Janice Pearson, vice president of Global Content Protection at Convergent Risks, went on to stress the importance of developing a methodology that’s “thorough so that, in the end, you get an assessment that is going to be thorough, comprehensive and also address where your security issues are.” That starts in the discovery phase, she noted.

One other thing that’s important to consider is “how can we automate – how can we create efficiencies that make everything seamless,” she told attendees, adding: “One of the beauties of automation is that you take the human element out of it and you de-risk certain processes that way.”

One challenge of using consultants to help with development, meanwhile, is that “once they leave the project, all that knowledge sometimes goes away,” she noted. “If it’s not properly documented, you might find yourself in a situation where you don’t understand your infrastructure and you have to reverse engineer,” she warned.

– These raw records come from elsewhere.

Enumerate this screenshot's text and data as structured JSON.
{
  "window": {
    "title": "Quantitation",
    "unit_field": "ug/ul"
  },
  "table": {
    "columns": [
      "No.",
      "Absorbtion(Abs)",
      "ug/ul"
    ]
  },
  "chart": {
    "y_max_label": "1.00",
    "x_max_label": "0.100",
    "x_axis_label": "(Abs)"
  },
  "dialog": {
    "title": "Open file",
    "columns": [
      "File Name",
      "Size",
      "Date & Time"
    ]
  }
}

Proper training is very important and, without it, “your cloud implementation is not going to be successful,” she went on to say.

“Continuous monitoring and testing becomes so important” as well, she said, explaining: “The threat landscape is changing constantly and, often times, we’ll see organizations will maybe only do a penetration test once a year. But, in our opinion, that needs to be happening on a quarterly basis – whether that’s happening internally by your teams or externally by a third party.”

It’s also important to “understand each organization is different – there are going to be nuances that we have to understand and, if we don’t do proper discovery at the very beginning, it will all fall short in the end,” she warned.

Mathew Gilliat-Smith, advisor at Convergent Risks, went on to point out how engagement with third parties is important as well.

The Content Protection Summit was produced by MESA and CDSA, and was presented by SHIFT, with sponsorship by IBM Security, NAGRA, Convergent Risks, LiveTiles, Richey May Technology Solutions, EIDR, the Trusted Partner Network (TPN) and Darktrace.